When a national majority of each State's chief judicial official declares a decision by the U.S. Supreme Court to be inconsistent with the U.S. Constitution, the said decision shall thereby be negated and precedent restored. The States' designated chief judicial officers shall convey their declarations to the U.S. Solicitor General, who in turn will notify the Chief Justice of the U.S. Supreme Court to take appropriate measures consistent with this amendment.
As DeRosa explains, this would allow controversial Supreme Court decisions to be overturned "more expeditiously and competently" than at present. The states would not have to "resort to a cumbersome amendment process or the national congress that is significantly detached from states' interests." Also, the amendment would have a chilling effect on the Supreme Court, making it more reluctant to issue unreasoned or unconstitutional decisions, just as lower courts are reluctant to issue decisions that may be overturned by higher courts. In essence, this amendment would "heighten popular control over unenumerated rights jurisprudence, and to that extent a significant portion of originalism would be recovered."
As I noted in my article, this amendment would be prefereable to that suggested by Robert Bork, since Bork's amendment would have little positive effect on federalism. (In his book Slouching Towards Gomorrah: Modern Liberalism And American Decline, at p. 117, Bork proposed a constitutional amendment to make "any federal or state court decision subject to being overruled by a majority vote of each House of Congress.")
As for other potentially useful amendments, unfortunately, Sobran's proposed amendment, "The Constitution shall not be circumvented," would be easily circumvented, as Sobran recognized. However, Sobran proposes another "amendment that would actually restrain the federal government. It would read: 'Any state may, by an act of its legislature, secede from the United States.'" This is what is sorely lacking from Barnett's proposal.

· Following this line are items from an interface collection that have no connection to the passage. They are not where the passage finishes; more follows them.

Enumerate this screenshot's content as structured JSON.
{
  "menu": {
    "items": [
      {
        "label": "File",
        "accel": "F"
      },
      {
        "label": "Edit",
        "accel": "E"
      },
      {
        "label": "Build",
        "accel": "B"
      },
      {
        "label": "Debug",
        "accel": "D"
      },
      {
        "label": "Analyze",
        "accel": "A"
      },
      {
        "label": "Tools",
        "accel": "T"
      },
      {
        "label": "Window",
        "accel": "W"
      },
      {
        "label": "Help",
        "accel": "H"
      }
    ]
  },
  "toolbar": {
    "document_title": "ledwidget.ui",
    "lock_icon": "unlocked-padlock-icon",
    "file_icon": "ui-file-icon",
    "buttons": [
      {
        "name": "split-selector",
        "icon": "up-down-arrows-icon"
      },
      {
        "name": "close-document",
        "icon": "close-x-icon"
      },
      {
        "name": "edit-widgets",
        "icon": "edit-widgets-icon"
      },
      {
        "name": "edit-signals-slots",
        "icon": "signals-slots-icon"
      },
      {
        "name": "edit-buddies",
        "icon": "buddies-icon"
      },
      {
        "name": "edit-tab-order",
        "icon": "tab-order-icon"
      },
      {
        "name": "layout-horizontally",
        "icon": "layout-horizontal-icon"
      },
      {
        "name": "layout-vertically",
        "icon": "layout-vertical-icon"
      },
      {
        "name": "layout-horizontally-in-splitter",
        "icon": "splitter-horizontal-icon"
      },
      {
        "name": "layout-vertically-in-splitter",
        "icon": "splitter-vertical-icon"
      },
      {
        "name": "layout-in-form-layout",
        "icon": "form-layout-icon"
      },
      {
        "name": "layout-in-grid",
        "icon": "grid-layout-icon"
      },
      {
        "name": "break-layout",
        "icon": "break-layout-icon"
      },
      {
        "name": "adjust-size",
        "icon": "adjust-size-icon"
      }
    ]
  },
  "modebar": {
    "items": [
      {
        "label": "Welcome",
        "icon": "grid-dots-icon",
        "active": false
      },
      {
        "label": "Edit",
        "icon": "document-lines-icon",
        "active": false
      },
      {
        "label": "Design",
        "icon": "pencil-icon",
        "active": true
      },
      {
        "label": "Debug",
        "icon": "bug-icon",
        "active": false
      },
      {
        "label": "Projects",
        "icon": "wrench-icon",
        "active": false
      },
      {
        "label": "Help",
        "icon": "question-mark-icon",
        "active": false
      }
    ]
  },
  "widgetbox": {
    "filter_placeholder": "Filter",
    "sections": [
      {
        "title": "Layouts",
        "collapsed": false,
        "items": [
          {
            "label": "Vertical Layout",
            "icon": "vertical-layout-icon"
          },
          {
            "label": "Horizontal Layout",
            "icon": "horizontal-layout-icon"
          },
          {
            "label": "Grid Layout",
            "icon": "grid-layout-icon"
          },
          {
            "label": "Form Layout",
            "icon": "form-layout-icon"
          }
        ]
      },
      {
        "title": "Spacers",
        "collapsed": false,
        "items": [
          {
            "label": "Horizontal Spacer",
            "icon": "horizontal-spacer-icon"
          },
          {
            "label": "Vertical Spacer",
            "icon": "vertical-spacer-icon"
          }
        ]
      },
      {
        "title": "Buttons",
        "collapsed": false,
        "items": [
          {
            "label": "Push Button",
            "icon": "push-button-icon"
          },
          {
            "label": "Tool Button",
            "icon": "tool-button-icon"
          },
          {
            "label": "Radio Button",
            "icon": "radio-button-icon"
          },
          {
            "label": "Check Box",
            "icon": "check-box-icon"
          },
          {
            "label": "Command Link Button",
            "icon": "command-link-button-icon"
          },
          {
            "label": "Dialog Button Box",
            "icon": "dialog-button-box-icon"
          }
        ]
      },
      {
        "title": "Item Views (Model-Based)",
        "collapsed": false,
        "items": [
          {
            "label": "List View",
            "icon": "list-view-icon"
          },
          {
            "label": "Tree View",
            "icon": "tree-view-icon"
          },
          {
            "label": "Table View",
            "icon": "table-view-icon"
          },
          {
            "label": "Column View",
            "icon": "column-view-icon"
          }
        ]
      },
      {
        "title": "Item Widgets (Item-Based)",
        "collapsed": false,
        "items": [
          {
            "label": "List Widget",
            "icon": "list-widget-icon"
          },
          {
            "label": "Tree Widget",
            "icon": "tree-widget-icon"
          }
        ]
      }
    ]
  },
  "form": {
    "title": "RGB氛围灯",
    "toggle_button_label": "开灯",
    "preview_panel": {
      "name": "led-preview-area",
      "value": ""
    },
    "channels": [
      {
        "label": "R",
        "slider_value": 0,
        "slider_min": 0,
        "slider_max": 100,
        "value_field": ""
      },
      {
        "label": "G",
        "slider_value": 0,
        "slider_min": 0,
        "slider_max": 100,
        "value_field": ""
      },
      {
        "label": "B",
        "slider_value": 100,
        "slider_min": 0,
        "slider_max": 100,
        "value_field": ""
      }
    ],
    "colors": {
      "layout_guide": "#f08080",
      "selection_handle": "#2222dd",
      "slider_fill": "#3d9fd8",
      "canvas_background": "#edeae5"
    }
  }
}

Update 3: Other discussion of Barnett's proposal include Doug Mataconis, Is It Time For A Federalism Amendment?; Ilya Somin, Randy Barnett's "Federalism Amendment"; and Roderick Long, Amendment Unmended.